For years my husband frowned at the organ donor option. Even though I was for it, he protested and always told me if I died and my organs could be salvaged, he would say no, it didn’t matter what I signed—he would stop it.
And, I’m dead so what could I do—nada folks, nada!
The Life of a Brother-In-Law
There are too many Americans that think needing an organ or being an organ donor is something they will never have to think about. They rely on the family history of being healthy and living healthy and they want to take all their organs (so to speak) with them when they die.
Unfortunately, the amount of organs needed on a daily basis is not always the result of a disease like diabetes. People’s kidneys fail from infections or they may have hereditary liver issues. What if someone’s corneas fail and they can no longer see? What are you going to do with your corneas when you’re gone? Do you really need to see something inside that dark casket and if you choose cremation, your organs are gone baby gone.
My brother-in-law needed a kidney and if I would have been a match, I would have given him one of mine. He was lucky enough to get one, however, and because of that kidney, instead of dying at the ripe old age of 40, he got to live another 10 years.

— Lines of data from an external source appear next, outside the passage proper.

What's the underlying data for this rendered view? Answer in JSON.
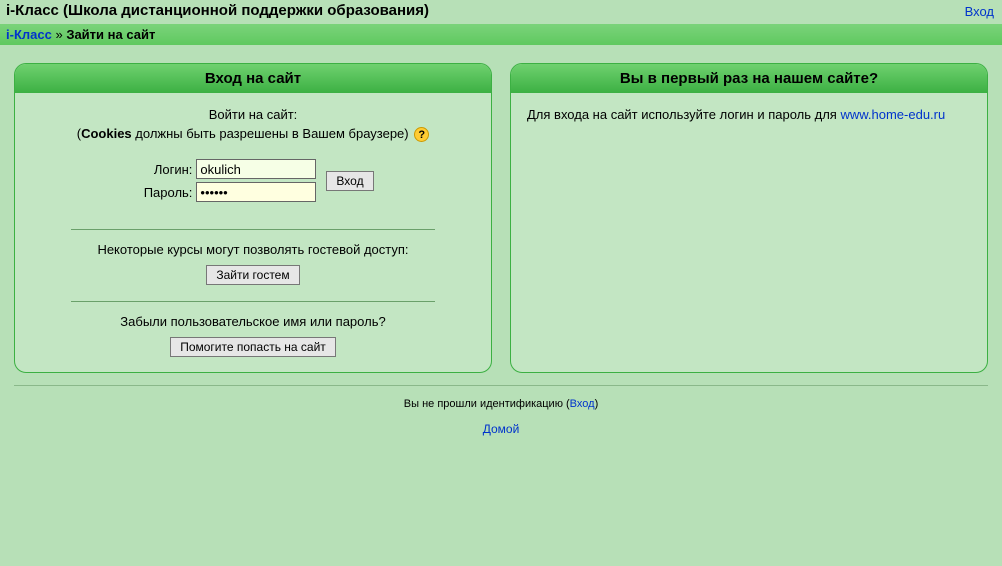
{
  "header": {
    "title": "i-Класс (Школа дистанционной поддержки образования)",
    "login_link": "Вход"
  },
  "breadcrumb": {
    "root": "i-Класс",
    "sep": "»",
    "current": "Зайти на сайт"
  },
  "left": {
    "title": "Вход на сайт",
    "instruction": "Войти на сайт:",
    "cookies_prefix": "(",
    "cookies_bold": "Cookies",
    "cookies_rest": " должны быть разрешены в Вашем браузере)",
    "help_icon": "?",
    "username_label": "Логин:",
    "username_value": "okulich",
    "password_label": "Пароль:",
    "password_value": "******",
    "submit": "Вход",
    "guest_text": "Некоторые курсы могут позволять гостевой доступ:",
    "guest_button": "Зайти гостем",
    "forgot_text": "Забыли пользовательское имя или пароль?",
    "help_button": "Помогите попасть на сайт"
  },
  "right": {
    "title": "Вы в первый раз на нашем сайте?",
    "text": "Для входа на сайт используйте логин и пароль для ",
    "link": "www.home-edu.ru"
  },
  "footer": {
    "not_logged_prefix": "Вы не прошли идентификацию (",
    "not_logged_link": "Вход",
    "not_logged_suffix": ")",
    "home": "Домой"
  }
}
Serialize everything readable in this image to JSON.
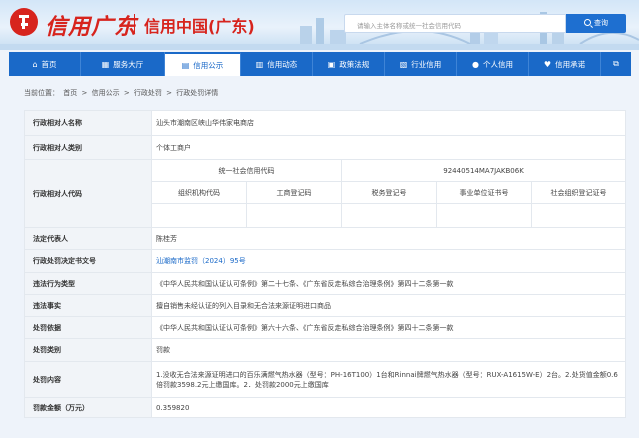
{
  "header": {
    "brand_script": "信用广东",
    "brand_name": "信用中国(广东)",
    "search_placeholder": "请输入主体名称或统一社会信用代码",
    "search_button": "查询"
  },
  "nav": [
    {
      "label": "首页",
      "icon": "home-icon",
      "glyph": "⌂"
    },
    {
      "label": "服务大厅",
      "icon": "grid-icon",
      "glyph": "▦"
    },
    {
      "label": "信用公示",
      "icon": "folder-icon",
      "glyph": "▤",
      "active": true
    },
    {
      "label": "信用动态",
      "icon": "document-icon",
      "glyph": "▥"
    },
    {
      "label": "政策法规",
      "icon": "book-icon",
      "glyph": "▣"
    },
    {
      "label": "行业信用",
      "icon": "building-icon",
      "glyph": "▧"
    },
    {
      "label": "个人信用",
      "icon": "person-icon",
      "glyph": "●"
    },
    {
      "label": "信用承诺",
      "icon": "heart-icon",
      "glyph": "♥"
    },
    {
      "label": "",
      "icon": "external-link-icon",
      "glyph": "⧉"
    }
  ],
  "breadcrumb": {
    "prefix": "当前位置：",
    "items": [
      "首页",
      "信用公示",
      "行政处罚",
      "行政处罚详情"
    ],
    "sep": ">"
  },
  "detail": {
    "counterpart_name_label": "行政相对人名称",
    "counterpart_name": "汕头市潮南区峡山华伟家电商店",
    "counterpart_type_label": "行政相对人类别",
    "counterpart_type": "个体工商户",
    "counterpart_code_label": "行政相对人代码",
    "uscc_label": "统一社会信用代码",
    "uscc": "92440514MA7JAKB06K",
    "code_headers": [
      "组织机构代码",
      "工商登记码",
      "税务登记号",
      "事业单位证书号",
      "社会组织登记证号"
    ],
    "code_values": [
      "",
      "",
      "",
      "",
      ""
    ],
    "legal_rep_label": "法定代表人",
    "legal_rep": "陈桂芳",
    "decision_no_label": "行政处罚决定书文号",
    "decision_no": "汕潮南市监罚（2024）95号",
    "violation_type_label": "违法行为类型",
    "violation_type": "《中华人民共和国认证认可条例》第二十七条、《广东省反走私综合治理条例》第四十二条第一款",
    "violation_fact_label": "违法事实",
    "violation_fact": "擅自销售未经认证的列入目录和无合法来源证明进口商品",
    "basis_label": "处罚依据",
    "basis": "《中华人民共和国认证认可条例》第六十六条、《广东省反走私综合治理条例》第四十二条第一款",
    "category_label": "处罚类别",
    "category": "罚款",
    "content_label": "处罚内容",
    "content": "1.没收无合法来源证明进口的百乐满燃气热水器（型号：PH-16T100）1台和Rinnai牌燃气热水器（型号：RUX-A1615W-E）2台。2.处货值金额0.6倍罚款3598.2元上缴国库。2．处罚款2000元上缴国库",
    "fine_label": "罚款金额（万元）",
    "fine": "0.359820"
  }
}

Ten years may not seem like a lot to you if you’re healthy, but mark my words everyone knows someone or someone who knows someone in need of an organ transplant.
I’m assuming here you are one of the 157,067,260 people who have a Facebook page. My only question is why aren’t you registering?
The human body is only worth about five bucks and you really can’t “take it with you.” So, again, log in to your Facebook account and signup and shame on you if you don’t!
And finally to my sisters, yes I know, if my kidney failed, you’d all want to give me one of yours! Ditto here!
Screenshot of Facebook Organ Donor page by author